EXERCISE BRIEF: Nothing but the pictures should go missing; return all the entries below exactly.

Page and application data records:
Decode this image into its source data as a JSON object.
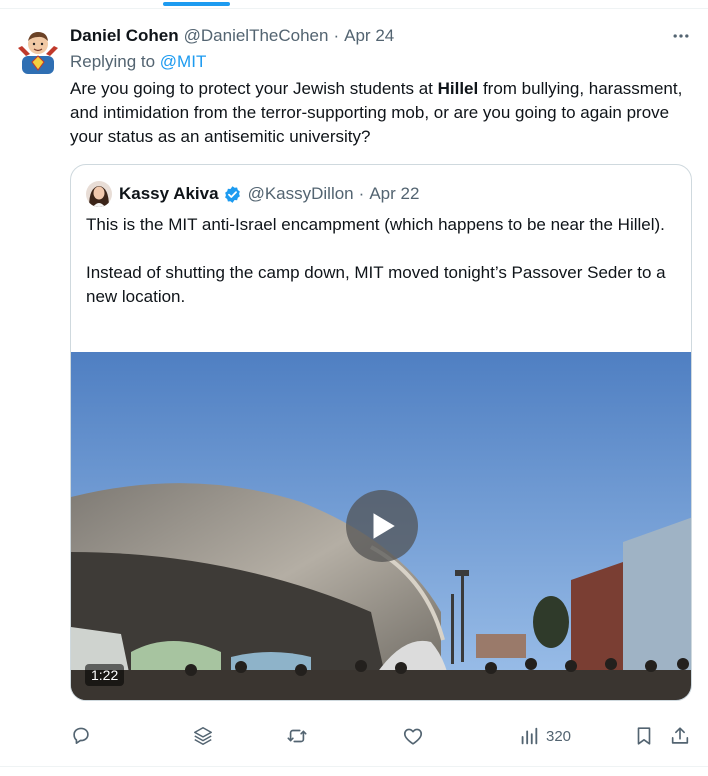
{
  "tweet": {
    "author_name": "Daniel Cohen",
    "author_handle": "@DanielTheCohen",
    "separator": "·",
    "date": "Apr 24",
    "replying_prefix": "Replying to",
    "replying_to": "@MIT",
    "text_before": "Are you going to protect your Jewish students at ",
    "text_bold": "Hillel",
    "text_after": " from bullying, harassment, and intimidation from the terror-supporting mob, or are you going to again prove your status as an antisemitic university?",
    "more_icon": "more-dots-icon"
  },
  "quote": {
    "author_name": "Kassy Akiva",
    "verified_icon": "verified-badge-icon",
    "author_handle": "@KassyDillon",
    "separator": "·",
    "date": "Apr 22",
    "paragraph1": "This is the MIT anti-Israel encampment (which happens to be near the Hillel).",
    "paragraph2": "Instead of shutting the camp down, MIT moved tonight’s Passover Seder to a new location.",
    "video_duration": "1:22",
    "play_icon": "play-icon"
  },
  "actions": {
    "reply_icon": "reply-icon",
    "grok_icon": "layers-icon",
    "retweet_icon": "retweet-icon",
    "like_icon": "heart-icon",
    "views_icon": "views-icon",
    "views_count": "320",
    "bookmark_icon": "bookmark-icon",
    "share_icon": "share-icon"
  },
  "colors": {
    "accent": "#1d9bf0",
    "text": "#0f1419",
    "muted": "#536471",
    "border": "#cfd9de"
  }
}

RESPONSE:
Decode this image into its source data as a JSON object.
{
  "tweet": {
    "author_name": "Daniel Cohen",
    "author_handle": "@DanielTheCohen",
    "separator": "·",
    "date": "Apr 24",
    "replying_prefix": "Replying to",
    "replying_to": "@MIT",
    "text_before": "Are you going to protect your Jewish students at ",
    "text_bold": "Hillel",
    "text_after": " from bullying, harassment, and intimidation from the terror-supporting mob, or are you going to again prove your status as an antisemitic university?",
    "more_icon": "more-dots-icon"
  },
  "quote": {
    "author_name": "Kassy Akiva",
    "verified_icon": "verified-badge-icon",
    "author_handle": "@KassyDillon",
    "separator": "·",
    "date": "Apr 22",
    "paragraph1": "This is the MIT anti-Israel encampment (which happens to be near the Hillel).",
    "paragraph2": "Instead of shutting the camp down, MIT moved tonight’s Passover Seder to a new location.",
    "video_duration": "1:22",
    "play_icon": "play-icon"
  },
  "actions": {
    "reply_icon": "reply-icon",
    "grok_icon": "layers-icon",
    "retweet_icon": "retweet-icon",
    "like_icon": "heart-icon",
    "views_icon": "views-icon",
    "views_count": "320",
    "bookmark_icon": "bookmark-icon",
    "share_icon": "share-icon"
  },
  "colors": {
    "accent": "#1d9bf0",
    "text": "#0f1419",
    "muted": "#536471",
    "border": "#cfd9de"
  }
}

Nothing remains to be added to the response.